The Divestment Campaign at Cambridge has gained momentum over the last year, finding widespread support amongst both students and academics at a recent meeting of the University’s governing body, Regent House. Last year, Cambridge Zero Carbon launched a petition which received the signatures of over 2,300 university affiliates, and organised a march through Cambridge which was attended by approximately 300 people, making it one of the largest student campaigns at the University in recent years.
It is widely expected that academics will call for a vote on divestment in the near future. This new declaration of support from the Graduate Union will only increase pressure on the University to strengthen its policies on ethical investment.

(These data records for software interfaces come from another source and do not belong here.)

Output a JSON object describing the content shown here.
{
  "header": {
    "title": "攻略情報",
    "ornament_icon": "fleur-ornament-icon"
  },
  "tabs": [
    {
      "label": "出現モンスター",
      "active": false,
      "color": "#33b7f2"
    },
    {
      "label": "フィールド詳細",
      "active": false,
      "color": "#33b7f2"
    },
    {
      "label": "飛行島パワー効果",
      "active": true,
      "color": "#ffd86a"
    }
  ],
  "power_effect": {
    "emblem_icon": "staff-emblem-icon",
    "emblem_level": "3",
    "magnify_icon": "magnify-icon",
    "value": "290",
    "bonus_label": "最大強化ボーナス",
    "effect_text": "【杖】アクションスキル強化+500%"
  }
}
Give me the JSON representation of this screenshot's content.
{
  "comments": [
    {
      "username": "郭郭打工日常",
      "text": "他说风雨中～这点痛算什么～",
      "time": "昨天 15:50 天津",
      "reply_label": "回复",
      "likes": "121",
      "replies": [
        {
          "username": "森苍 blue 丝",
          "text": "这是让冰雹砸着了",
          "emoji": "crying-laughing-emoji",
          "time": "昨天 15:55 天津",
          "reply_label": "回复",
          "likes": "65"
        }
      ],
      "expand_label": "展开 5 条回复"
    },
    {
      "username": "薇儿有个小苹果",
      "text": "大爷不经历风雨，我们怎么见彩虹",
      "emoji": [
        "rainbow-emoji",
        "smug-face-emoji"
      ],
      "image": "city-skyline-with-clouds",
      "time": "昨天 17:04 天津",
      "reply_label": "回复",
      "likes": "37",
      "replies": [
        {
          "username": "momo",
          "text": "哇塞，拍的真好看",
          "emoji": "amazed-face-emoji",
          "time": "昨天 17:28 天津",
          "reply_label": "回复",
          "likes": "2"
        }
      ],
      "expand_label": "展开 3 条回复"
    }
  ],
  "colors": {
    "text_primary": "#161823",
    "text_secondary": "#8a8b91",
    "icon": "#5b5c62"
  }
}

The wording of the motion passed was as follows;
That the GU support a policy of divestment of the University’s investments, both direct and indirect, from companies whose business is wholly or substantially concerned with the extraction of fossil fuels.
That the GU support attempts by members of the University to bring a policy of divestment from fossil fuels to a vote at Regent House.
Students from Zero Carbon Cambridge made the case for divestment from fossil fuels at a recent Discussion held by the the University’s governing body, Regent House. They were joined by supportive academics, resulting in an overwhelming show of support for divestment.
This Discussion is expected to lead on to a Regent House vote (“Grace”) next term. Zero Carbon is currently helping to collect signatures for this Grace – If you are a member of the Regent House and would like to find out more, please get in contact with us.
A full transcript of the discussion can be found in the 30th November edition of the Reporter.
Cambridge Zero Carbon Society, CUSU BME Campaign and CUSU Women Campaign organised this action in solidarity with the StopRampal-SaveSundarbans movement in Bangladesh, which is fighting to protect the Sundarbans, the largest mangrove forest in the world, and all the communities and wildlife dependent on it, from destruction by the fossil fuel industry and autocratic government. We expressed our support through a cycle rally, a form of protest that has gained popularity in the StopRampal movement in Bangladesh, and wearing tiger face-paint, in tribute to the Royal Bengal Tanger, a species the Rampal project places in grave danger. This protest is part of a broader push to get Cambridge University to remove its considerable investments from the fossil fuel industry.
You can find more detail about the StopRampal-SaveSundarbans movement, along with more photos from the protest, on our facebook page.
Photo-credit: Charlotte Ottoway, Faria Tabassum, Juneyna Frances Kabir, Raiyan Binte Rafiq, Elise Nyborg